### WHAT TO PRODUCE:
Using the data below, return every line that holds the word "amount".

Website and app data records
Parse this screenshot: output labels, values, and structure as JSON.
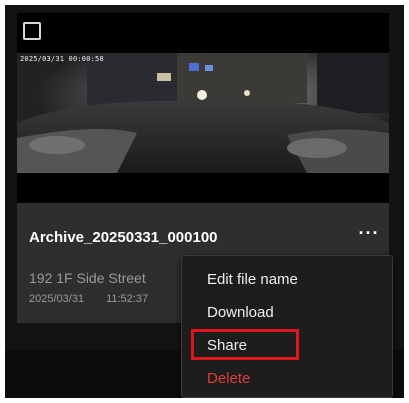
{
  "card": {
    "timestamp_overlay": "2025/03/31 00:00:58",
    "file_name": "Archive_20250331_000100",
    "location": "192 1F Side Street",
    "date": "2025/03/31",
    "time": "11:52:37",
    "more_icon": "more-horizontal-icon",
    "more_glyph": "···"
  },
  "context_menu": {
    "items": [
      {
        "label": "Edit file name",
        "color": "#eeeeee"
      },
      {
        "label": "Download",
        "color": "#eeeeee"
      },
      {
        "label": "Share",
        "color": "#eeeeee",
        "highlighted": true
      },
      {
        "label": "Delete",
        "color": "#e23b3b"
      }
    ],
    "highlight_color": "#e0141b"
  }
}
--
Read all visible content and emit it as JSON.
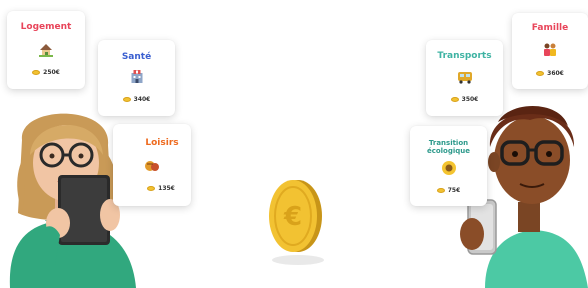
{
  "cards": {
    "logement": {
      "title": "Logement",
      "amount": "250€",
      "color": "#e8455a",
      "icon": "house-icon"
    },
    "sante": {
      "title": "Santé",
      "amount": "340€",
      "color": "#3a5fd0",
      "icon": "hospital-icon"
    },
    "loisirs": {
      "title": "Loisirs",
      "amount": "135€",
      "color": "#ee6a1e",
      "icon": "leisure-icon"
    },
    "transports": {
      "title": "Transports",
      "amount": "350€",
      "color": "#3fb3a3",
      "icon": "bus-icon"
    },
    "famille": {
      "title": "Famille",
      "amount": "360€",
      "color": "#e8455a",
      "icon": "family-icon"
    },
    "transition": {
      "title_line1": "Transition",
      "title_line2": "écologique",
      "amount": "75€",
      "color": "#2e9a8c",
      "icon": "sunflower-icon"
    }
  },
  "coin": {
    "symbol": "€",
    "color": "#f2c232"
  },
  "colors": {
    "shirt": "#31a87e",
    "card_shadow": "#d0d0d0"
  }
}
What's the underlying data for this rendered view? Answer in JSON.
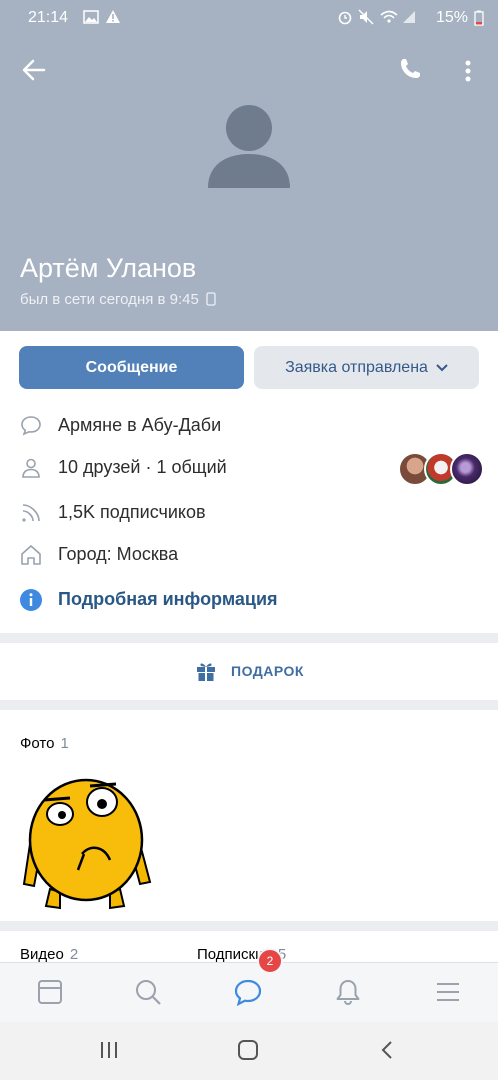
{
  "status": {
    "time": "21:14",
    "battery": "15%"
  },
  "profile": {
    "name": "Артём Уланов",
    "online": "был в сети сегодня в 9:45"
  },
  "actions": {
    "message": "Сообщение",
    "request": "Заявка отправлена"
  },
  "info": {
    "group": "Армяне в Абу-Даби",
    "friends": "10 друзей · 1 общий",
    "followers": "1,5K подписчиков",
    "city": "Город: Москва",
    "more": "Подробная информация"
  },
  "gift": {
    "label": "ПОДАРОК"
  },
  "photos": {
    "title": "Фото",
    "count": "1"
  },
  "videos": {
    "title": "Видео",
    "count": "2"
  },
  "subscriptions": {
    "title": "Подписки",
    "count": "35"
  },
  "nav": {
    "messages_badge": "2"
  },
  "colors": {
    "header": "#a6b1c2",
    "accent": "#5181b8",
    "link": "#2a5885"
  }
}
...
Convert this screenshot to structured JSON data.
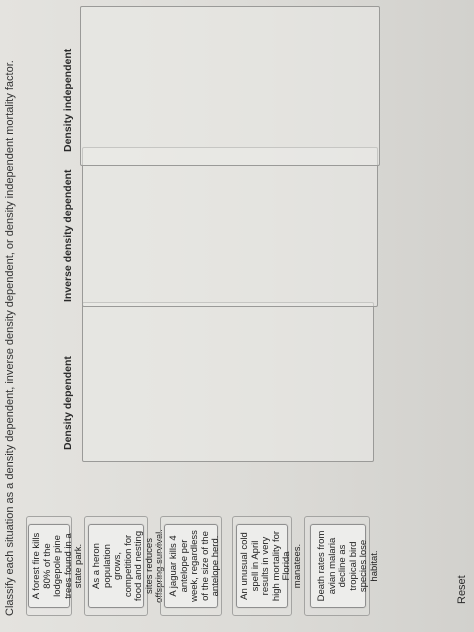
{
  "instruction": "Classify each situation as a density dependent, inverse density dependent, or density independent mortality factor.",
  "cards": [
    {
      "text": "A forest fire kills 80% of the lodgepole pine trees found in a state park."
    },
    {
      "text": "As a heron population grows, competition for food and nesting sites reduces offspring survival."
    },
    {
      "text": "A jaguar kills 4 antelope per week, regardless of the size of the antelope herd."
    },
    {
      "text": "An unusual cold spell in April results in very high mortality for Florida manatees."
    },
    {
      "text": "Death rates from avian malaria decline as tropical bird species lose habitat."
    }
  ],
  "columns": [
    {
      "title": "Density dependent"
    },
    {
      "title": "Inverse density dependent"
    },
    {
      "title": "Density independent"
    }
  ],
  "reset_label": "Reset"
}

### TASK OUTPUT:
      "amount": "250€",
      "amount": "340€",
      "amount": "135€",
      "amount": "350€",
      "amount": "360€",
      "amount": "75€",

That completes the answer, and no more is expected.